[[ Supplied data open ]]

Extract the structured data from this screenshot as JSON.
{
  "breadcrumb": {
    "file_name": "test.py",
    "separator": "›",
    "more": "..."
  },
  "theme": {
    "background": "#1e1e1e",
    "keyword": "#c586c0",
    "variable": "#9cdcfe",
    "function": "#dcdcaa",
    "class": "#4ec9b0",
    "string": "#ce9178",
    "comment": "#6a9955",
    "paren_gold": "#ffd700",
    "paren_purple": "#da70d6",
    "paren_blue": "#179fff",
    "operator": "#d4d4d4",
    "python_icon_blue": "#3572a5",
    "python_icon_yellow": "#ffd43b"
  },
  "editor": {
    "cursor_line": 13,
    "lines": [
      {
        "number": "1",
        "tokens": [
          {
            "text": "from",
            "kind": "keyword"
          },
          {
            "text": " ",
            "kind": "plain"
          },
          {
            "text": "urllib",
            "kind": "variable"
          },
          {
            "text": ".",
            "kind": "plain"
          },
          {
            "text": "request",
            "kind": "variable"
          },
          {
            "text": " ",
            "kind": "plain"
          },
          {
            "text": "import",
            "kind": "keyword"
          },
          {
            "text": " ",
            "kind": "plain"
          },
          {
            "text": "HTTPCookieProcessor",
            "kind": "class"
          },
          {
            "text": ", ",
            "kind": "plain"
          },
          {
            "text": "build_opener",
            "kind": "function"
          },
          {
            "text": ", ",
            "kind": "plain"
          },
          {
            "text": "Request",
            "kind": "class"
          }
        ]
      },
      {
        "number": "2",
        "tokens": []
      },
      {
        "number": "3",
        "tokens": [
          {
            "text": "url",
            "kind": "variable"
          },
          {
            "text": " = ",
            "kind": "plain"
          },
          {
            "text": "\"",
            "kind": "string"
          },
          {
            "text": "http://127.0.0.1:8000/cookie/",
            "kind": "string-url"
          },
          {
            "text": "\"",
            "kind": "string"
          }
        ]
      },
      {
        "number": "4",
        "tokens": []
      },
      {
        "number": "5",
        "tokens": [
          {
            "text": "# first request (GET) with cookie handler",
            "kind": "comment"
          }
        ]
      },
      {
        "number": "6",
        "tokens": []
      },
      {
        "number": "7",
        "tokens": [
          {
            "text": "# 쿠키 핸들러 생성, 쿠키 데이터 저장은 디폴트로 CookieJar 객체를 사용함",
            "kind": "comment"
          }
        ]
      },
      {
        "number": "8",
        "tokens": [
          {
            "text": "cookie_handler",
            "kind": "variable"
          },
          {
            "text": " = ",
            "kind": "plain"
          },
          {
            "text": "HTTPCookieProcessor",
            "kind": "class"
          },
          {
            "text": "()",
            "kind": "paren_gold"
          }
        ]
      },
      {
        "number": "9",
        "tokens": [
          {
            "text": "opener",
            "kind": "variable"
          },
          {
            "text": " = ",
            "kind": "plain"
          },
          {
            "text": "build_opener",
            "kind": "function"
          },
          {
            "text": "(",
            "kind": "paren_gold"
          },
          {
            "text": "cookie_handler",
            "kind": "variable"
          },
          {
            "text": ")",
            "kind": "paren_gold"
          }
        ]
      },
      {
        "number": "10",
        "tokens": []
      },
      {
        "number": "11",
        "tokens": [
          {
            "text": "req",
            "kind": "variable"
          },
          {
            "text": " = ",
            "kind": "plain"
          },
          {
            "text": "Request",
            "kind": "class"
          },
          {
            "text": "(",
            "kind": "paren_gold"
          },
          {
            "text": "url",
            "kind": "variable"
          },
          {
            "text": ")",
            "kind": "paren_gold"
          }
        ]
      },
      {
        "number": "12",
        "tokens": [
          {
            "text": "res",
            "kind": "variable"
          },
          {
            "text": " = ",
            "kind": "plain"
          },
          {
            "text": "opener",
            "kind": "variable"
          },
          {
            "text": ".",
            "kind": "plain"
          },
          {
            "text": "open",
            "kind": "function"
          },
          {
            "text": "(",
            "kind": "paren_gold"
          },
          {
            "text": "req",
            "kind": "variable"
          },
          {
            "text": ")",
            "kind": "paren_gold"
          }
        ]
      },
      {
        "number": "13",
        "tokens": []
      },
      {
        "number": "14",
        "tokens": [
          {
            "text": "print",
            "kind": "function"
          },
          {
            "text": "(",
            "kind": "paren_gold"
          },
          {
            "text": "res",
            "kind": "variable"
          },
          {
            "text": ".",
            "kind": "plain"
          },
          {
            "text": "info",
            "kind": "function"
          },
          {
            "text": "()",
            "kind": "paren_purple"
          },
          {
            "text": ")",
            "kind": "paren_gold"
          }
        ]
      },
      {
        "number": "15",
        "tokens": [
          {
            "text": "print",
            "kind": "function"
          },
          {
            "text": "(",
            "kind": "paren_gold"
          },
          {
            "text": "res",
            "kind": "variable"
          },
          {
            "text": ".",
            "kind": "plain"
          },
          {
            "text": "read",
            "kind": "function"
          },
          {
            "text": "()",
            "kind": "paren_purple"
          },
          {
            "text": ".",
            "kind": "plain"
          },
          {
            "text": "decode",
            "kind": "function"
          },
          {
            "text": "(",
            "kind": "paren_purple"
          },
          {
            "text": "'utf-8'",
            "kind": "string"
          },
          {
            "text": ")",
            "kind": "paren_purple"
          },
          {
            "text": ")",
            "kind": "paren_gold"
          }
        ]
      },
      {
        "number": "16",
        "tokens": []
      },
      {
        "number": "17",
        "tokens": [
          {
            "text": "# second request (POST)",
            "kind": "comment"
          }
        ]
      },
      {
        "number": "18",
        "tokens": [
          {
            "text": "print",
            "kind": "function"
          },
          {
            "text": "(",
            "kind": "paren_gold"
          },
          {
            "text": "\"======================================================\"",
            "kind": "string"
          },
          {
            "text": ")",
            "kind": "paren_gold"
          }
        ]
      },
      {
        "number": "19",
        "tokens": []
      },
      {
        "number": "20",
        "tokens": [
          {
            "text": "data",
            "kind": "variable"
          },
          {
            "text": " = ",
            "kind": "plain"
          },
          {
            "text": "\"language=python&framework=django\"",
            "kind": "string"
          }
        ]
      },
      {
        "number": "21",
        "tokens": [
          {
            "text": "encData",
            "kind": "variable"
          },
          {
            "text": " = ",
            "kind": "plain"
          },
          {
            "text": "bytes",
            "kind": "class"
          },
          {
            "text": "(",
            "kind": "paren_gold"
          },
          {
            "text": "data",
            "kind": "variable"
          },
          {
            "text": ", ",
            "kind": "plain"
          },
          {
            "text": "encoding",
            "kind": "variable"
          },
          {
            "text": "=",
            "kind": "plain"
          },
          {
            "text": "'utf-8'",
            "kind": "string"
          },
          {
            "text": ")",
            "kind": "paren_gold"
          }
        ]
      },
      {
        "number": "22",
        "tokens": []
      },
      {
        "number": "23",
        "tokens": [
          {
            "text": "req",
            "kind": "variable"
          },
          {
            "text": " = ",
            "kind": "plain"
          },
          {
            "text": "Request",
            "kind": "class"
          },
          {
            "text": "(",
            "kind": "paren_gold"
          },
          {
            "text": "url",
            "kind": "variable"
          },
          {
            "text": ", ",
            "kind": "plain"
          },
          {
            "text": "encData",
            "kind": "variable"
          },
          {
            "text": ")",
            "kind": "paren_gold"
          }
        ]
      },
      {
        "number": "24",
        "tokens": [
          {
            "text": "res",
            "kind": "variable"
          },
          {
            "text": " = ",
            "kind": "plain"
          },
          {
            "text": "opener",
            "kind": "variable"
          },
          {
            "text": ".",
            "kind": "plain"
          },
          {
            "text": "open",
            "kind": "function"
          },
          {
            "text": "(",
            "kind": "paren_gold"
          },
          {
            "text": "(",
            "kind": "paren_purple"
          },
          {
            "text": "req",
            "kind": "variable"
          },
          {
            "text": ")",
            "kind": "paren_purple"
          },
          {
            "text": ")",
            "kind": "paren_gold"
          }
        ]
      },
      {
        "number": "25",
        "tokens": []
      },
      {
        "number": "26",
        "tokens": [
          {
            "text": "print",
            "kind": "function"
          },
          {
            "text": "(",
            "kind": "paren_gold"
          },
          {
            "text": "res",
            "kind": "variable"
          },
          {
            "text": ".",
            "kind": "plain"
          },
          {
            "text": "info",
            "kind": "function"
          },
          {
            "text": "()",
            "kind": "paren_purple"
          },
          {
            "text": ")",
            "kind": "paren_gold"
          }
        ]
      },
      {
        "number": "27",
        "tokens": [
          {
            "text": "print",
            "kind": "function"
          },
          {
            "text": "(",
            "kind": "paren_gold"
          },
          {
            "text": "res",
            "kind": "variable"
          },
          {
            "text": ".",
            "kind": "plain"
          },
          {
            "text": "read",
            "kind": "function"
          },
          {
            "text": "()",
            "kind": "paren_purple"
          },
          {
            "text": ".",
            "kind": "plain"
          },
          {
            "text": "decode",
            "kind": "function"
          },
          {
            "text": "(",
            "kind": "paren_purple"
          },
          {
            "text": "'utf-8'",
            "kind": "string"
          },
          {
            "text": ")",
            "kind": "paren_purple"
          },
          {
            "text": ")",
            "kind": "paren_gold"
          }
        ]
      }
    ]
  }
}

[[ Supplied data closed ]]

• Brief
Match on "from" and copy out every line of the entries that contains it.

• Task response
Extract the structured data from this screenshot as JSON.
            "text": "from",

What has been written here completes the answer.